When Admiral Horatio Nelson personally led an amphibious assault in 1797, a French musket ball shattered his right humerus just above the elbow. Helped back to his ship, the British naval commander coolly directed his surgeon to amputate the arm. Within half an hour, he resumed command.
The ensuing infection nearly killed him. Nelson took a few months to recuperate, then returned to rejoin the fight France on the high seas.
Adversity was nothing new to Nelson. Born today in 1768, he lost his mother when he was nine. At age twelve, he went to sea and built a distinguished 35-year naval career, despite chronic seasickness, scurvy, malaria, migraines, dysentery, yellow fever, partial paralysis in his left leg, arm and hand, plus brief spells of unemployment between wars.
Nelson had been wounded before. When a French blast blinded his right eye in Corsica in 1793, he accepted brief medical attention and then promptly returned to the fray. After the battle, he understated the severity of the permanent injury, merely writing, “I got a little hurt this morning.”
At the Battle of Trafalgar in 1806, Nelson led 27 ships and 17,000 men into battle against 33 vessels and 30,000 sailors in the combined fleets of France and Spain. His innovative strategy destroyed 22 enemy crafts and routed the rest, without the loss of a single British ship.
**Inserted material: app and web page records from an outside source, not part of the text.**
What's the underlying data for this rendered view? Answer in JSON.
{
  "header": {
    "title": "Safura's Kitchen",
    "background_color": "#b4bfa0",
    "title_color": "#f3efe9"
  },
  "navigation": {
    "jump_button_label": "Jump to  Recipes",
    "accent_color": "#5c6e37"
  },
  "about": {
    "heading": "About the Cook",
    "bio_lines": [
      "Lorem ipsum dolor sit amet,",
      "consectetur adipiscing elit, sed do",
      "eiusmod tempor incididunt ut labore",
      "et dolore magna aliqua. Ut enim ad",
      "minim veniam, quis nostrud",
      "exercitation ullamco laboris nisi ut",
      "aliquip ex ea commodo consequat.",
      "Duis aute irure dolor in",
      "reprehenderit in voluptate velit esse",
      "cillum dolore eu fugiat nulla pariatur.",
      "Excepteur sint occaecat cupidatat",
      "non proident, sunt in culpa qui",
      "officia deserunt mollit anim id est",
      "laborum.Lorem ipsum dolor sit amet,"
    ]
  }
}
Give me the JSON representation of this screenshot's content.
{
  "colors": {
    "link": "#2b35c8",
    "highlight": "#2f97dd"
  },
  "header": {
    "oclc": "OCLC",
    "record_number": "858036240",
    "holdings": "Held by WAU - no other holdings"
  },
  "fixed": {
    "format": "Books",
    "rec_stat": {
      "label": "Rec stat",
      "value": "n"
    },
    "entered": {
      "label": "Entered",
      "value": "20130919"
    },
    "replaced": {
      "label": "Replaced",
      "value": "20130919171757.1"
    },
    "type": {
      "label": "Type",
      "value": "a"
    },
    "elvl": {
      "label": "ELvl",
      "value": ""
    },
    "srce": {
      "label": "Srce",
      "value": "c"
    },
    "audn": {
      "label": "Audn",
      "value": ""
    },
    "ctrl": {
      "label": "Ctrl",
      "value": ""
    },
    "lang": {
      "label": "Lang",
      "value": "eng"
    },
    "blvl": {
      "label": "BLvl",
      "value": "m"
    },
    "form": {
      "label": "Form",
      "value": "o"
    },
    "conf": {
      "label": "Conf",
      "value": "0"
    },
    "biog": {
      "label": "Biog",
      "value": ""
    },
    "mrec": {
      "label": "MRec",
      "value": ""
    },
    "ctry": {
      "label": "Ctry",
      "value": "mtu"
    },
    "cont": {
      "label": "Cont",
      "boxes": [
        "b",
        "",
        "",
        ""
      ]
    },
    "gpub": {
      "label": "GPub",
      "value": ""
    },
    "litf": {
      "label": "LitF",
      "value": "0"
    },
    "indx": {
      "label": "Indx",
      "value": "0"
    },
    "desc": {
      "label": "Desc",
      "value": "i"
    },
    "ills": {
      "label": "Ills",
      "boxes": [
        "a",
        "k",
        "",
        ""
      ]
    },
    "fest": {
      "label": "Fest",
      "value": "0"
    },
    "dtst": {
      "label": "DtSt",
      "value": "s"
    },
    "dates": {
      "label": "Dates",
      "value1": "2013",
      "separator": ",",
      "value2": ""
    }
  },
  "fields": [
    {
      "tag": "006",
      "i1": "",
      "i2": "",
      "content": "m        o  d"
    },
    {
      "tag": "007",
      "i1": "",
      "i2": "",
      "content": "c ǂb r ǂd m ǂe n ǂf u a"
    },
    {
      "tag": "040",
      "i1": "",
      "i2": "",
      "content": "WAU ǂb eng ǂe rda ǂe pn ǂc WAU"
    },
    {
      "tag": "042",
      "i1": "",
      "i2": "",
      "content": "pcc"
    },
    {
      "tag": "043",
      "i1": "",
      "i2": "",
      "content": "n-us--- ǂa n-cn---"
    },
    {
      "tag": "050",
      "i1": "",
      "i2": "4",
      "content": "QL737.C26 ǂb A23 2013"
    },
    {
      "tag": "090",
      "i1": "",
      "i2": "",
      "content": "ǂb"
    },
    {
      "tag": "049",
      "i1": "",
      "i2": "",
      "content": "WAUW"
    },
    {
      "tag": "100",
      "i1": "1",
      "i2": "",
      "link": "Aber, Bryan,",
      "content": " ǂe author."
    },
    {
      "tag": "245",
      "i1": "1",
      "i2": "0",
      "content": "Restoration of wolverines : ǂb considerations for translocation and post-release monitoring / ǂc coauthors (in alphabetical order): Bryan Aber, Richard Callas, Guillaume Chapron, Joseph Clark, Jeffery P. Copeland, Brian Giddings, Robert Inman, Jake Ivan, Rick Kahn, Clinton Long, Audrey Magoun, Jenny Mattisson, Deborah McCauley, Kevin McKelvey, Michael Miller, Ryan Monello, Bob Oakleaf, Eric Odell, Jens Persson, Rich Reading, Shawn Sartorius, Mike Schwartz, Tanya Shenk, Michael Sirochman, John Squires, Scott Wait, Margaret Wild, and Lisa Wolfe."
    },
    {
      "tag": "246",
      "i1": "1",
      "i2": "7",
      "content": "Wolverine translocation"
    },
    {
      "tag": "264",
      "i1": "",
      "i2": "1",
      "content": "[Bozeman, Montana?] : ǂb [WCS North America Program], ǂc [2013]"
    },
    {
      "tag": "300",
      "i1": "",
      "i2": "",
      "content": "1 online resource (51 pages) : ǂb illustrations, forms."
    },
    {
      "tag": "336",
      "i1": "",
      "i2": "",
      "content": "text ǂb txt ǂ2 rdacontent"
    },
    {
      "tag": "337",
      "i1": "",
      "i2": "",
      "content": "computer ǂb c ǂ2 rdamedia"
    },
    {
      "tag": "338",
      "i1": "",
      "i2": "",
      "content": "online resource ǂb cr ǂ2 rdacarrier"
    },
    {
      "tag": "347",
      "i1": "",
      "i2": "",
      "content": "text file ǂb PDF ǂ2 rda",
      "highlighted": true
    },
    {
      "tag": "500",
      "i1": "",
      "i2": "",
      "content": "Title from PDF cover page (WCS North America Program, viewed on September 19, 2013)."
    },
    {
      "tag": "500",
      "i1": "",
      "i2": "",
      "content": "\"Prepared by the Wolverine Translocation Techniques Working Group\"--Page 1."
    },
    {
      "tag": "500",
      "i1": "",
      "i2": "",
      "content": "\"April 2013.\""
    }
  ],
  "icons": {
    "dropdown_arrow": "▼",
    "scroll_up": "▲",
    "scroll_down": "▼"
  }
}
However, at the height of the battle, a French musketeer shot Nelson through the spine. Carried below decks, he lived three hours, long enough to learn Britain had carried the day. His last words were, “Thank God I have done my duty” and “God and my country.”
The greatest victory in the history of the world’s greatest and longest-reigning naval power, Nelson’s triumph at Trafalgar broke Napoleon’s power on the high seas and hastened the despot’s ultimate defeat.